**INSTRUCTIONS FOR THE TASK:**
Take every line containing "icon" from the material and copy it.
((
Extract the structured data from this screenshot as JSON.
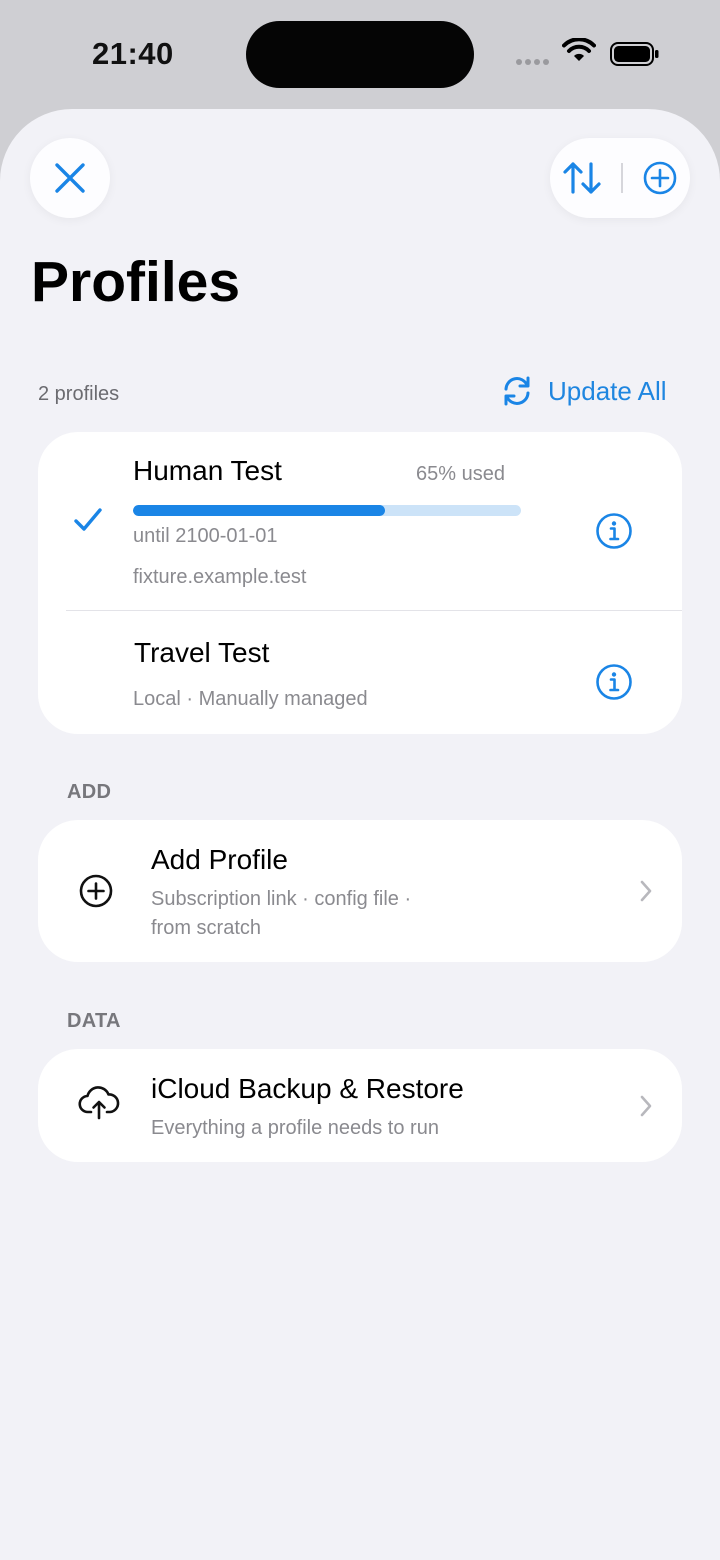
{
  "status_bar": {
    "time": "21:40"
  },
  "header": {
    "title": "Profiles",
    "close_icon": "close-x-icon",
    "sort_icon": "sort-arrows-icon",
    "add_icon": "plus-circle-icon"
  },
  "profiles_section": {
    "count_label": "2 profiles",
    "update_all_label": "Update All",
    "profiles": [
      {
        "name": "Human Test",
        "selected": true,
        "usage_label": "65% used",
        "usage_fraction": 0.65,
        "expiry": "until 2100-01-01",
        "host": "fixture.example.test"
      },
      {
        "name": "Travel Test",
        "selected": false,
        "subtitle": "Local · Manually managed"
      }
    ]
  },
  "add_section": {
    "label": "ADD",
    "item": {
      "title": "Add Profile",
      "subtitle_line1": "Subscription link · config file ·",
      "subtitle_line2": "from scratch"
    }
  },
  "data_section": {
    "label": "DATA",
    "item": {
      "title": "iCloud Backup & Restore",
      "subtitle": "Everything a profile needs to run"
    }
  },
  "colors": {
    "accent": "#1a85e6",
    "background": "#f2f2f7",
    "card": "#ffffff",
    "secondary_text": "#8a8a8f"
  }
}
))
**ANSWER SPACE:**
    "close_icon": "close-x-icon",
    "sort_icon": "sort-arrows-icon",
    "add_icon": "plus-circle-icon"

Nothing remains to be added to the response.